About Us | Contact Us

How these comedians are making money on TikTok while also changing the industry

People are more hungry than ever for immediate laughter and connection, and they are looking for it in any way they can.

Rather than waiting for Netflix to release the latest hourlong comedy special or saving up for tickets to a standup show, comic relief is now at your fingertips. Simply launch TikTok.
Comedy is more accessible than ever in 2022. Despite the fact that some comedians were early adopters of the TikTok craze, the COVID-19 pandemic and the closure of comedy clubs in 2020 forced many comedians (famous or not) to get creative. Many found their audiences online, and with TikTok’s meteoric rise (from 133 million to 902 million annual users in three years), it’s clear that social media has altered the comedy landscape.
“Before the pandemic, the only people you got to see perform were who the industry thought was funny, who the industry thought would get a special, who the industry thought would put on a late-night show,” says comedian Robyn Schall. “People now decide who is funny and who they want to see because of the pandemic, TikTok, and Instagram. It shifts power from the industry to the people.”
And the populace has spoken.
According to TikTok data obtained by USA TODAY, the hashtags #comedy, #humour, and #funny have amassed billions of views on the social media platform. The hashtags #standup, #standupcomedy, #skit, #sketchcomedy, and #comedyskit have received approximately 82.5 billion views.

From the backlash against Dave Chappelle to TikTok stardom, here’s how comedy will change in 2022.

A new generation of comedians is proving that there is humour in humanity by bringing their authentic selves and embracing diversity.
In an era when the world desperately needs laughter, the USA TODAY entertainment team compiled and interviewed these comedians, not only because they make us laugh by making fun of everyday occurrences, but also because they address important issues such as mental health, anxiety, stereotypes, and sexuality.
Check out these comedians and what they have to say about creating laughs on TikTok (in no particular order).

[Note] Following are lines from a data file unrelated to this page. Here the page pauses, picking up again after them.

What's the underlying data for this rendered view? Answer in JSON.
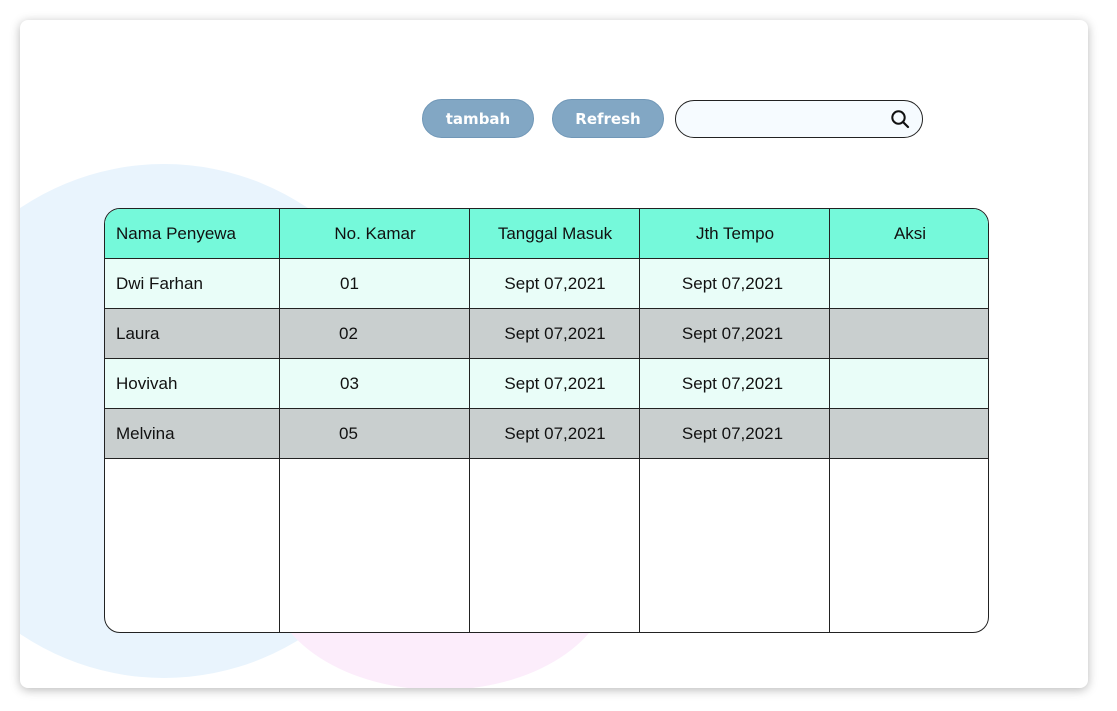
{
  "toolbar": {
    "add_label": "tambah",
    "refresh_label": "Refresh",
    "search_value": "",
    "search_icon": "search-icon"
  },
  "table": {
    "headers": [
      "Nama Penyewa",
      "No. Kamar",
      "Tanggal Masuk",
      "Jth Tempo",
      "Aksi"
    ],
    "rows": [
      {
        "nama": "Dwi Farhan",
        "kamar": "01",
        "masuk": "Sept 07,2021",
        "tempo": "Sept 07,2021",
        "aksi": ""
      },
      {
        "nama": "Laura",
        "kamar": "02",
        "masuk": "Sept 07,2021",
        "tempo": "Sept 07,2021",
        "aksi": ""
      },
      {
        "nama": "Hovivah",
        "kamar": "03",
        "masuk": "Sept 07,2021",
        "tempo": "Sept 07,2021",
        "aksi": ""
      },
      {
        "nama": "Melvina",
        "kamar": "05",
        "masuk": "Sept 07,2021",
        "tempo": "Sept 07,2021",
        "aksi": ""
      }
    ]
  },
  "colors": {
    "header_bg": "#75f9da",
    "row_light": "#e9fdf8",
    "row_dark": "#c9cfcf",
    "button_bg": "#82a7c4"
  }
}
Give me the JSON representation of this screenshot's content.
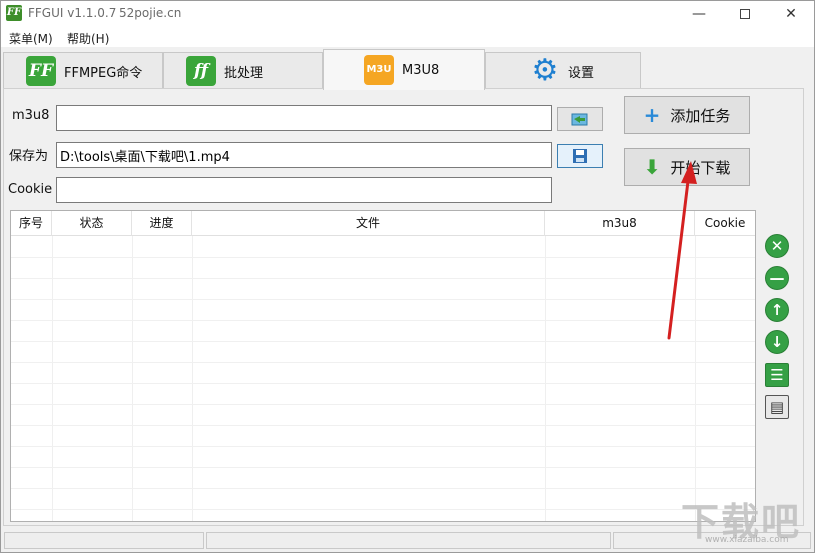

Elyse Myers (@elysemyers) transitioned from stay-at-home mom and coder to comedian, amassing 5 million TikTok followers by sharing hilarious anecdotes from her life experiences, sprinkled with relatable anxiety and awkwardness. Fans flock to her content because of her blunt storytelling, catchphrases (“absolutely not”), and silly graphics.
Myers’ video about the worst first date she’d ever been on (she was duped into buying 100 tacos) went viral, catapulting her into comedy, a career she’d never considered.
“Even calling myself a comedian feels strange to me, as if to say, ‘no, I just like being funny!’
But people say, ‘that’s a comedian.’ “Myers claims. She had never done any standup before, she claims. “TikTok naturally created that space for me.”
The 28-year-old from Nebraska also claims that social media platforms have made comedy more accessible.
“It’s breaking down the barriers for people who don’t feel like they have a chance to succeed because they don’t have the right team,” she says.
“You are the group.
You will be the videographer. You are the author. You are the chief editor. You are everything, and if you can dive into all of those areas and learn them, you will be able to succeed if it is something you want to do.”
Aside from her amusing stories, Myers has gained followers for her genuine and encouraging perspectives on mental health.
“What we crave the most right now is human connection,” says Myers, who plans to spread her message via podcast and television.
“So if I can incorporate that into my comedy, that’s very important to me, and I’ll do it every time.”

Leave a Comment